A while back, on our Facebook page, fiddler Keith McManus posted a video link to the song, Breaking Up Christmas, played by Tommy Jarrell (see http://www.youtube.com/watch?v=8fGg2gUgkT0 ). This video looks like it could have been shot yesterday, but actually it was made in 1983, when Tommy was a spry 82 years old. It's kind of amazing how well he plays this song at that age, so readers of this humble blog will not be surprised to learn that he is a member of the Old Time Fiddler's Hall of Fame. Check out his bio at http://www.oldtimemusic.com/FHOFJarrell.html .
Tommy's full name was Thomas Jefferson Jarrell in Airy North Carolina. If I may add a personal note, my great grandfather was named Thomas Jefferson Kennel, so do you suppose I might be related?
I was kind of tickled at the story of how he proposed to his wife, Nina. According to his OTFHOF bio,
Tommy had known Nina about two years before he married her. He proposed while they were hoeing corn one day. He said "Nina, we'll get married if you want to. But I'll tell you right now, I make whiskey, I play poker, and I go to dances, make music, and I don't know whether I'll ever quit that or not. But, if you think we can get along now, we'll get married - and if you don't think we can, right now's the time to say something.""Well," Nina said, "I believe we'd get along all right." And that was the way it happened.
We are indebted to Alan Lomax for shooting the original video. Alan and his dad John were giants in the field of history of music, and recorded many of the old timers including Tommy. And the fact is, John and Alan are one of my main inspirations for writing this blog. Back in the day, American folk music was basically ignored by academics (i.e., intellectual snobs), who thought that classical music was the only form of music worthy of serious study. But John and Alan realized this was a terribly short-sighted view, and went around the country recording and transcribing literally thousands of American folk musicians, in order to transmit the music and history to future generations.
By the same token, little Elliot believes that future generations will have an interest in the music that was played in Morgantown West Virginia. It's very unique, very good, and also very unappreciated. In a small way, then, our humble jam is contributing to the musical history of the region, and even the world, judging by the amazing number of musicians around the world that seem to love what we do. Even now Keith is off touring Australia playing fiddle (and hunting crocodiles, probably).
At the Brew Pub and other jam spots in the Morgantown area, folks like me have the audacity to sit and play with some people that are incredibly talented. If it was a rock and roll venue, it would sort of be like playing with types like Paul McCartney, Chuck Berry and Lady Gaga. The main difference is that Old Time musicians don't do quite as well financially, and perhaps dress a bit more conservatively than Lady Gaga. As Bob Shank humorously explains, "I can make tens of dollars doing what I love!"

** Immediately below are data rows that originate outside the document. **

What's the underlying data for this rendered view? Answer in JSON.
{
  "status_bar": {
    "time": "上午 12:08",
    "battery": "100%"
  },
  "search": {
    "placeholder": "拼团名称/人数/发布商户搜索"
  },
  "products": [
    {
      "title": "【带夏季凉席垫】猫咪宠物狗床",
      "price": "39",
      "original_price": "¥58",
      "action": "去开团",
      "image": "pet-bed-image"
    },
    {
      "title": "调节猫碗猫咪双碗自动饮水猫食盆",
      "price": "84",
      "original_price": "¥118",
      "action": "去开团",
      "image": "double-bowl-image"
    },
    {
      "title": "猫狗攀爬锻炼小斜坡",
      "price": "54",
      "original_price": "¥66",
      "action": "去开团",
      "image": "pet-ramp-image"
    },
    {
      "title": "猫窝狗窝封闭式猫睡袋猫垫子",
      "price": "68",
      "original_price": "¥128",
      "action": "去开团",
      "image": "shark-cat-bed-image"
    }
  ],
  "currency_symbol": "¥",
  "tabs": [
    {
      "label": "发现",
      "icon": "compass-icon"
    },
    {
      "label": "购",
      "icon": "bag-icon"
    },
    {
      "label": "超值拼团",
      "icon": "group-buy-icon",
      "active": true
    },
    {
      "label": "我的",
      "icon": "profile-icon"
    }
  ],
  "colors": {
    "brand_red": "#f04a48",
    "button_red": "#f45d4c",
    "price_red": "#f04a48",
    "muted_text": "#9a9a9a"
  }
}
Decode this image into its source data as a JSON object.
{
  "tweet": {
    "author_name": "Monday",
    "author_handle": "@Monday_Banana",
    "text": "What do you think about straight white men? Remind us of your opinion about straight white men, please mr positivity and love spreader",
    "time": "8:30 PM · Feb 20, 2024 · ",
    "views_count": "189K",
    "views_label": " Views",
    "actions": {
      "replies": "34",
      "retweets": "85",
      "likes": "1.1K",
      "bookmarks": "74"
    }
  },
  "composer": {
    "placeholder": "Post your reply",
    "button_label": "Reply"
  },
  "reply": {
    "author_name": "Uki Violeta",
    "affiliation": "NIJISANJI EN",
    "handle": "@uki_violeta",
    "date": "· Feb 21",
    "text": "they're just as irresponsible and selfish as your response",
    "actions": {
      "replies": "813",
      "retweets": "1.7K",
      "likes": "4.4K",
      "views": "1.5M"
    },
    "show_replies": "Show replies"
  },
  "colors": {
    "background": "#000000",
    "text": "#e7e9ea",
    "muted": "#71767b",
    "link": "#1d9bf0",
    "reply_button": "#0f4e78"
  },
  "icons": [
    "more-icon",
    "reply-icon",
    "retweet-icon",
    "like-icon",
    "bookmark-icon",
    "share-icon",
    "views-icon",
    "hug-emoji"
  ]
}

Well, ok, back to the song. It's played in the key of A, and a version is appended below, courtesy of traditional music preservations The lyrics are pretty simple:
Hooray Jake, Hooray John,
Breaking Up Christmas all day long.
Way back yonder a long time ago,
The old folks danced at the do-si-do.
Santa Claus come, done and gone,
Breaking up Christmas right along.
The song is about celebrating Christmas in a much different way than it is usually celebrated today. Years ago, mountain people had house parties every night for about two weeks. Before there was TV, radio and video games, etc., the way that people entertained themselves was to play folk music and have folk dancing,usually square dancing or "contra dancing" as it's known in Europe. After about two weeks, "breaking up Christmas" meant that it was time to bring the celebration to a close.
I think there is a lot of merit to celebrating that way. Our commercial Christmas is an exercise in emotional overload, and in my opinion most children can't really process a few hours of presents in a truly meaningful way.
I believe that people are social animals, by and large, and that one of the joys of being human is to have friends and to make music together. It's as simple as that.
At our house, we try to spread things out by giving a gift or two each day between Christmas Eve (or even a day or two early) till New Years or so. This year my family is getting ready to move back to Ohio and so we didn't spend a lot of money onn presents (hint: go to the Dollar Store and buy a bunch of stuff for $1 each). But the nicest thing is to share good times with family and friends. Going to church is a good time around the holidays. And an occasional jam is not a bad thing either.
By the way "do-si-do" is a square dance (folk dance) call, which is corrupted from the French "dos à dos" (back to back) in which the dancers turn their backs to one another.